1. Elevation Gain
Elevation (or elevation gain) is the sum of every gain in elevation. It is one of the most common indicators of how strenuous a hike, a race or a climb is. Elevation losses are not counted in this measure. In the elevation change graph below, you would add up each ascent of 100ft across the entire trip in order to calculate the total elevation gain.
2. Elevation Change
Elevation change is the sum of every gain and every loss in elevation. In the same image, you would add up every ascent AND every descent across the entire trip to calculate the total elevation change. If you start and finish at roughly the same elevation (as is often the case with races), the elevation change is twice the elevation gain.
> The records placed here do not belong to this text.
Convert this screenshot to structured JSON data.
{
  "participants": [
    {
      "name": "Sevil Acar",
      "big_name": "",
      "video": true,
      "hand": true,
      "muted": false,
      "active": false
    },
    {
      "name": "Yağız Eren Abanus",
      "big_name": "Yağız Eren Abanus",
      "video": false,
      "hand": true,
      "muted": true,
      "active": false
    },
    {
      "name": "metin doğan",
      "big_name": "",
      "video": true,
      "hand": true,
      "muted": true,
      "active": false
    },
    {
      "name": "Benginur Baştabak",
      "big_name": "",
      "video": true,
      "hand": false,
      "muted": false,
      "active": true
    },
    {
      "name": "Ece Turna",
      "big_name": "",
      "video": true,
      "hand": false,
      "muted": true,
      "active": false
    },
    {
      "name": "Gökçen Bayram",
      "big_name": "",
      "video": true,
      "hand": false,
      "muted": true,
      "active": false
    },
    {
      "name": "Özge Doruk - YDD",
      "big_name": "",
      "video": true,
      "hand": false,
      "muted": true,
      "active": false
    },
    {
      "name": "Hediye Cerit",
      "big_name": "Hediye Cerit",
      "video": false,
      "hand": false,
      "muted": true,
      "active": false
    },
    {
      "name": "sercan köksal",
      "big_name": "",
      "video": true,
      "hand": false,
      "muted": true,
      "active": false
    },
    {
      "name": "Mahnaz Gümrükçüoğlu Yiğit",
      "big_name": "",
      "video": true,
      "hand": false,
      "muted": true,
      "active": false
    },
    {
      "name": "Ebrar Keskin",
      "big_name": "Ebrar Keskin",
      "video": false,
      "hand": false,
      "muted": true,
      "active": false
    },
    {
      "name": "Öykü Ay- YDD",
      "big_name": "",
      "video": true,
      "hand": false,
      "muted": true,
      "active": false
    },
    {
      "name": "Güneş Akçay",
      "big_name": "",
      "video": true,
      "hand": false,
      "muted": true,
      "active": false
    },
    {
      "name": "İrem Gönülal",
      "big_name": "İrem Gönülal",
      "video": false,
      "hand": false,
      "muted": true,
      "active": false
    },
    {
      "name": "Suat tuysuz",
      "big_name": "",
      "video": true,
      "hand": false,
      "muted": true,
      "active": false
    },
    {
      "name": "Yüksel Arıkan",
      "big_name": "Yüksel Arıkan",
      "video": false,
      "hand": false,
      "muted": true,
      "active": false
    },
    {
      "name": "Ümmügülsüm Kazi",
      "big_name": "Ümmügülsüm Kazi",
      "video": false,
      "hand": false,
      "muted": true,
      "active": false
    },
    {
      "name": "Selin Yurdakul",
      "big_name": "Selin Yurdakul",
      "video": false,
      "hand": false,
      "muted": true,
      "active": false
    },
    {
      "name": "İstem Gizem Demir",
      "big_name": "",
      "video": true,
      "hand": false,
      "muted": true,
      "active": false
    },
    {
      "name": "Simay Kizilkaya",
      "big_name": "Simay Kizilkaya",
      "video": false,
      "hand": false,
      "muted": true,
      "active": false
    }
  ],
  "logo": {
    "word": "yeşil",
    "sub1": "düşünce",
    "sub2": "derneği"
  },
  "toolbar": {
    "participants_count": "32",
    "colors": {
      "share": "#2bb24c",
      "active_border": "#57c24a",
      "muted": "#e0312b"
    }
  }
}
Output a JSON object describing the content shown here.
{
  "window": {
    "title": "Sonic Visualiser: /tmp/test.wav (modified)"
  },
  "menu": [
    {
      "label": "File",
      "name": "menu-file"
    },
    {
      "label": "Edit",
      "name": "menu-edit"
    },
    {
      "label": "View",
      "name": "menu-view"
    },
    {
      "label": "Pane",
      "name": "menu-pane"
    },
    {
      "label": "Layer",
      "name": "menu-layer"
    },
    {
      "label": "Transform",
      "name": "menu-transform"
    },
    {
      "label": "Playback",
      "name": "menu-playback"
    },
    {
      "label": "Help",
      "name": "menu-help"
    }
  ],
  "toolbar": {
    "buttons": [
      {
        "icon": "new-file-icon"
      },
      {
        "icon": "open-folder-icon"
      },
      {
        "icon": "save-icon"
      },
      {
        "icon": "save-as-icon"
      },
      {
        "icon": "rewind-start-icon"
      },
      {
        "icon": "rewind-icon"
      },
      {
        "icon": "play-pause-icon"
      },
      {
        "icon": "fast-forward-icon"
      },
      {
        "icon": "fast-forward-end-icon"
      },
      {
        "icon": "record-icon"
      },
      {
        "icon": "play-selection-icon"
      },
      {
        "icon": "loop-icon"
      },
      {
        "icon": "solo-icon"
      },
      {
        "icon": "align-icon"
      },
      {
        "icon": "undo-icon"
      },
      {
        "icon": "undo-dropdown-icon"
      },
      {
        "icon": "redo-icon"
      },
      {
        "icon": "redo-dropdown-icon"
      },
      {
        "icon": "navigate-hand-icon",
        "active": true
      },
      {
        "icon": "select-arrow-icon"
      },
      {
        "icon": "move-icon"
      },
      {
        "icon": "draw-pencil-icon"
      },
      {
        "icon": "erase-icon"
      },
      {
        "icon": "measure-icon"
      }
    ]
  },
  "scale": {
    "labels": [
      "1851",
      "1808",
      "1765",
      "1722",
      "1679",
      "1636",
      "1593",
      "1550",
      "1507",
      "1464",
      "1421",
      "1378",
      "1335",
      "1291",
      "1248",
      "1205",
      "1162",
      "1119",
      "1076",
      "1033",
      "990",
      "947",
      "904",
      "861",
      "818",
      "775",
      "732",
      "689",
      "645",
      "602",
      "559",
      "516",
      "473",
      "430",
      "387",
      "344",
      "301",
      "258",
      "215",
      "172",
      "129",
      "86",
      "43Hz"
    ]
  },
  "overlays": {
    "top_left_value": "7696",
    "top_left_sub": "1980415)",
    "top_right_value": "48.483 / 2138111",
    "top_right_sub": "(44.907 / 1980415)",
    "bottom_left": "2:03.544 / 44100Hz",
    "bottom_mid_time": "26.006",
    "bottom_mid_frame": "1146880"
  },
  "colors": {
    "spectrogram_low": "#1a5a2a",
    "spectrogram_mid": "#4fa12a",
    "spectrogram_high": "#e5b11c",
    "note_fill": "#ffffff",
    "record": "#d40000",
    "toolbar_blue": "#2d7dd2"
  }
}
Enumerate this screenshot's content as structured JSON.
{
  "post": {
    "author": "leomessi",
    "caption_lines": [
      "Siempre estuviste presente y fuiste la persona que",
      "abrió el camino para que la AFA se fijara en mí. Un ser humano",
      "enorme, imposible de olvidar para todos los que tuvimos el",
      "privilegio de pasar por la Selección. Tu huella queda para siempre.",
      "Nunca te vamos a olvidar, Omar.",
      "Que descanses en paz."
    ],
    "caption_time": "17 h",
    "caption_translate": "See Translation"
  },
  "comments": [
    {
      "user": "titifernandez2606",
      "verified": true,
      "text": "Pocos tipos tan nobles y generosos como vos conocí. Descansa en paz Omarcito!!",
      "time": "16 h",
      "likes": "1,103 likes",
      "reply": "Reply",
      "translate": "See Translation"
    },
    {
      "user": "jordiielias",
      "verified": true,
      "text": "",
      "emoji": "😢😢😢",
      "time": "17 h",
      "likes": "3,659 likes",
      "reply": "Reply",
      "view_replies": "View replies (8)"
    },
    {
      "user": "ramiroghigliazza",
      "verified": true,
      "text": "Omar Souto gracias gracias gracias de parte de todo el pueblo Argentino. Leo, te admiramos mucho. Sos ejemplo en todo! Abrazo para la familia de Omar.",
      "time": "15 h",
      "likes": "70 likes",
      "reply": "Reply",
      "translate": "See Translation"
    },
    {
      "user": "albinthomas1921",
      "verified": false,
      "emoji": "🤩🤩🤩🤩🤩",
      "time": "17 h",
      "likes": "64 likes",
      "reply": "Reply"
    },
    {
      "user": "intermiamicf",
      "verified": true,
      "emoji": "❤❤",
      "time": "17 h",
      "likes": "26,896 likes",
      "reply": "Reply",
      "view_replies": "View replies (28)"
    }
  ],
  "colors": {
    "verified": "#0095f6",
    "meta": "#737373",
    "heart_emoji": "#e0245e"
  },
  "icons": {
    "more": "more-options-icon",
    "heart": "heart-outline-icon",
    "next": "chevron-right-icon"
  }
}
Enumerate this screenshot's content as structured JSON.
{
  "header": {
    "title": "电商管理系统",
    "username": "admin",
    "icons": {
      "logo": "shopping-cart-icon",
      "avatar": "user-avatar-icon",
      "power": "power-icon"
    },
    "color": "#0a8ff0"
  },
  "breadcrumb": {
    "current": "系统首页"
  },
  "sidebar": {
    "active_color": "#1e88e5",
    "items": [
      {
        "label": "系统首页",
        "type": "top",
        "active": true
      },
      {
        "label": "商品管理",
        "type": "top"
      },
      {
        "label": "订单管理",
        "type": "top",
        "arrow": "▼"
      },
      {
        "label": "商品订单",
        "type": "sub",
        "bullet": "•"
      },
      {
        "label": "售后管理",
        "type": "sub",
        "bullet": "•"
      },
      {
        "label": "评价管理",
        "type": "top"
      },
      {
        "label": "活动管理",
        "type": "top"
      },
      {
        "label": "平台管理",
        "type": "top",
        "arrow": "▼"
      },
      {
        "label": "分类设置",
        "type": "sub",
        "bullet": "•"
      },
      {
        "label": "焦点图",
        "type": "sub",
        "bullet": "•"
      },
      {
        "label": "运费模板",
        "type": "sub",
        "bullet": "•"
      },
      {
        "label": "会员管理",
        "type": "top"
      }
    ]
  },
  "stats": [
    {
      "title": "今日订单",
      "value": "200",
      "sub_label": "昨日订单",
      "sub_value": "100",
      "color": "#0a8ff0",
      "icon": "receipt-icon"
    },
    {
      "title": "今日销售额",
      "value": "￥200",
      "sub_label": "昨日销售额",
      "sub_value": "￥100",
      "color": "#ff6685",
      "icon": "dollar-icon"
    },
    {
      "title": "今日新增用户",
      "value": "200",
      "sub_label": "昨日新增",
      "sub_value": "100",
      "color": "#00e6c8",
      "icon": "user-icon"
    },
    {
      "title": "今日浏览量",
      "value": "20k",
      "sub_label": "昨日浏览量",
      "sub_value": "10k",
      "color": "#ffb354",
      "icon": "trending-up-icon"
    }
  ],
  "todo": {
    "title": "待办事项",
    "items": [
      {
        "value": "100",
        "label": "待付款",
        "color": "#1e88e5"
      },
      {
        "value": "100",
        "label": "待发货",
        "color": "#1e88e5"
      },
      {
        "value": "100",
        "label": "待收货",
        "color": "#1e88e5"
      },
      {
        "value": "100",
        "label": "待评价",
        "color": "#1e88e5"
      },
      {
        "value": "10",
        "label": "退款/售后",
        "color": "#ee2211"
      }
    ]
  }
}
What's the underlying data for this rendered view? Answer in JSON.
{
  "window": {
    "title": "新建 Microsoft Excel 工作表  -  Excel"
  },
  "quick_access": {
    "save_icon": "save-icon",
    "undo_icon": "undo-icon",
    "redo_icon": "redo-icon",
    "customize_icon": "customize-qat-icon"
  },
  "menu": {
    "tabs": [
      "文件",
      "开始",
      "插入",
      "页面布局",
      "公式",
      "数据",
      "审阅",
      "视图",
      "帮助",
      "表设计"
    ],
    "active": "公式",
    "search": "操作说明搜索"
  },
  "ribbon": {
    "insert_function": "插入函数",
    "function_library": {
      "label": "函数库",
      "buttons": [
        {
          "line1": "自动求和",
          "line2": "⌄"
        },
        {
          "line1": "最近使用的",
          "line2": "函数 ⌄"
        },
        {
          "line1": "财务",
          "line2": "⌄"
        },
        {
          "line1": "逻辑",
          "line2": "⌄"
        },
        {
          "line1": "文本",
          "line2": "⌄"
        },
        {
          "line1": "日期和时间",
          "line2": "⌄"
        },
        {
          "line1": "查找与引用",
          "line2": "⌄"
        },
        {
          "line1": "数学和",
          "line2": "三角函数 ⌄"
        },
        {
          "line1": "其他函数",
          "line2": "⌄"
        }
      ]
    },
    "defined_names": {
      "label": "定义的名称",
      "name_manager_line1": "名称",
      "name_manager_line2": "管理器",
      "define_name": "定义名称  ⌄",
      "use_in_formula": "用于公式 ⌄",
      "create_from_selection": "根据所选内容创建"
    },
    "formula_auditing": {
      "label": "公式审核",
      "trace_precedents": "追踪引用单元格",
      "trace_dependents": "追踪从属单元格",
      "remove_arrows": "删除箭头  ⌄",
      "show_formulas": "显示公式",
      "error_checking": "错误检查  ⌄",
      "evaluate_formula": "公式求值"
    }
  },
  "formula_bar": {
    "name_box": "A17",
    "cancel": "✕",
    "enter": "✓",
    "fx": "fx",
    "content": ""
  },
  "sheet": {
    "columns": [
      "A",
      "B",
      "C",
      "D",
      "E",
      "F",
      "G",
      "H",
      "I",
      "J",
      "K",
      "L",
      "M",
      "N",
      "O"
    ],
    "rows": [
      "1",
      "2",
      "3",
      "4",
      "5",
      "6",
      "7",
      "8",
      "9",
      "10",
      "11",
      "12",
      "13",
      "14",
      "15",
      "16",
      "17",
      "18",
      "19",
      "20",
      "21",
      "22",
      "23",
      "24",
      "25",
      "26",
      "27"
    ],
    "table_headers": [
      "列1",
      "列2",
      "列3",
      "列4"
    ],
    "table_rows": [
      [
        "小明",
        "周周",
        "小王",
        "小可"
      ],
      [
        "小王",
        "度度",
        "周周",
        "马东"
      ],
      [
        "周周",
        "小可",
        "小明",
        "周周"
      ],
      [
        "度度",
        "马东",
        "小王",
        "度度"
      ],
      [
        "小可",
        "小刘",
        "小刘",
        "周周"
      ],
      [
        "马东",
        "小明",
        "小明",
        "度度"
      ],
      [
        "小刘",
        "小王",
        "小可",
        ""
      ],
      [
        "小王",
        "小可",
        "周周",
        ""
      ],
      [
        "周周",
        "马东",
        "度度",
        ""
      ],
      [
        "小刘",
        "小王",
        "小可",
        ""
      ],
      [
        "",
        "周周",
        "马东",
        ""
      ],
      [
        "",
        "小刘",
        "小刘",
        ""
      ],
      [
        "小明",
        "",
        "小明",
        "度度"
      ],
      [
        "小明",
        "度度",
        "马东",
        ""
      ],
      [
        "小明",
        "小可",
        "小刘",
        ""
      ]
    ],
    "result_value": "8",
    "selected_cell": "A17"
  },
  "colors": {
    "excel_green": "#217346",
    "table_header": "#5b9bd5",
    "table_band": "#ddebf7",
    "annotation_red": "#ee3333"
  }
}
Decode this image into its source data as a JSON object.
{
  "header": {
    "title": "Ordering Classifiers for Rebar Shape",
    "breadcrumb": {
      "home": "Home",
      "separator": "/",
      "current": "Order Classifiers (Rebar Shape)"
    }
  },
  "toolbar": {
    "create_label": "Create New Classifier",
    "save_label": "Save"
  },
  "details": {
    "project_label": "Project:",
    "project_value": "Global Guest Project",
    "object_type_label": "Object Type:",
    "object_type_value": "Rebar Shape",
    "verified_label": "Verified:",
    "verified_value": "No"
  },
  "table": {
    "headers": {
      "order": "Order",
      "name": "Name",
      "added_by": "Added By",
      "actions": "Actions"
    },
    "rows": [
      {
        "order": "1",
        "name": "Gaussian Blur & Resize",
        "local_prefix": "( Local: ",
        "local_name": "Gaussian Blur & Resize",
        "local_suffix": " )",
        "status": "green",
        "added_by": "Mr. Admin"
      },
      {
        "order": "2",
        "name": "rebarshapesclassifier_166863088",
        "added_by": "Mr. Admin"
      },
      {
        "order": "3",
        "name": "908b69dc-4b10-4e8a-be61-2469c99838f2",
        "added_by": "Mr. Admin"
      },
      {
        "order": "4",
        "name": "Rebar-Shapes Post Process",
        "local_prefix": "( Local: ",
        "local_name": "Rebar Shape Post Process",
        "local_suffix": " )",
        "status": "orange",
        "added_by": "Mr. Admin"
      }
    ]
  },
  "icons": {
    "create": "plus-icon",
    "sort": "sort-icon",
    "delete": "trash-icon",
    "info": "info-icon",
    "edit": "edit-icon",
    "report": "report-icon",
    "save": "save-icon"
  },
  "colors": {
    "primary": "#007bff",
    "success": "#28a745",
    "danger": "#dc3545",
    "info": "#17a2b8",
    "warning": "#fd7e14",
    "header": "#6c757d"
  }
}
Let’s do some crude math here.
Mountain Everest is over 8,800m (29,000ft) tall (<– that’s elevation gain).
To have the elevation equivalent to half of Everest, the race course would have to boast at least 4,400m (14,500ft) of elevation gain.
Ottawa Spartan Beast 2014 had 1,274m (4,178ft) elevation gain [see GPS data]. So, no dice.
Sun Peaks Spartan Ultra Beast 2014 had 2,535m (8,315ft) of elevation gain [see Suunto and Garmin GPS data]. Not quite… The course consisted of two Beast laps, at 1,268m (4,157ft) – comparable to the Ottawa Beast, and with significantly less climbing than Vermont. The times for Sun Peaks UB were… fast.
Spartan Beast World Championships 2013 in Vermont featured 1,782m (5,845ft) of elevation gain [see GPS data].
The elevation gain on Spartan Beast World Championships 2014 in Vermont was only (ha!) 2,450m (8,000ft) [see GPS data and course analysis]. The Ultra Beast course in 2014 was two laps (and a bit) of the Beast [see GPS data], so approximate elevation gain should be close to 4,900m (16,000ft). AHA! Now, we are talking – that’s well over half of Everest!
According to the race website, the Canadian Death Race 2015 course has over 17,000ft of elevation gain, and my watch showed 6,488m (over 21,000ft) [see GPS data]. Whoever said this race was a “killer” was right. 🙂
Looking at the chart above, you can see that only Vermont Ultra Beast passes the “1/2 Everest” test.
So, to expect a typical Spartan Beast to have twice the elevation of Vermont Beast is probably unreasonable. But, we are more likely to be hitting those numbers with Ultra Beasts.
The upcoming Ultra Beast in Ottawa would need to have 4,400m (14,500ft) of elevation, or 2,200m (7,250ft) of elevation per loop, to pass the 1/2 Everest. Is that realistic?
This year’s race venue is based around Mont Ste-Marie – 380m (1,250ft). It may be the “highest vertical in the area”, but it’s not a lot to work with in terms of elevation. You’d need to climb that mountain 6 times in the Beast course, and 12 times in the Ultra Beast course in order to hit “1/2 Everest”.
While there will be repeated climbs, there are only so many times any self-respecting race director can send you up the same damn mountain. More realistically, racers will probably climb Ste-Marie 4-5 times (per loop) and make up the rest of elevation elsewhere.
Based on the elevation data from other Spartan Beast elevation profiles, I would expect the following:
1. Ottawa Beast 2015 will have around 1,500-2,000m (4,900-6,500ft) of elevation.
2. Ottawa Ultra Beast 2015 will have around 3,000-3,500m (9,800-11,500ft) of elevation.
3. Both race courses will not pass the “1/2 Everest” elevation test.
The UB course will probably not be 50 miles (although the race director promises 50k), and there will probably be no crocodiles (bears are more likely).
HOWEVER, I also predict that most racers WILL underestimate this event, whether or not it will come close to Holy Mother in terms of elevation. I hope you’ve been training on hills, but, there is more to a difficult course than elevation – as anyone who’s had to do a double sandbag carry or complete “Norm’s shaft” with no grip strength left can attest.
Also, for most racers attempting the Ultra Beast, this will be the longest they have ever raced. And I am referring to time on feet, not absolute distance. Racing for 4-6 hours, and racing for 9-12 hours is a different… Beast.
Good luck. I am rooting for you.
YOUR TURN: Do you have GPS data for any other Spartan Beast courses? Send them my way!
Liked this post? Check out top 10 tips for conquering Vermont Beast.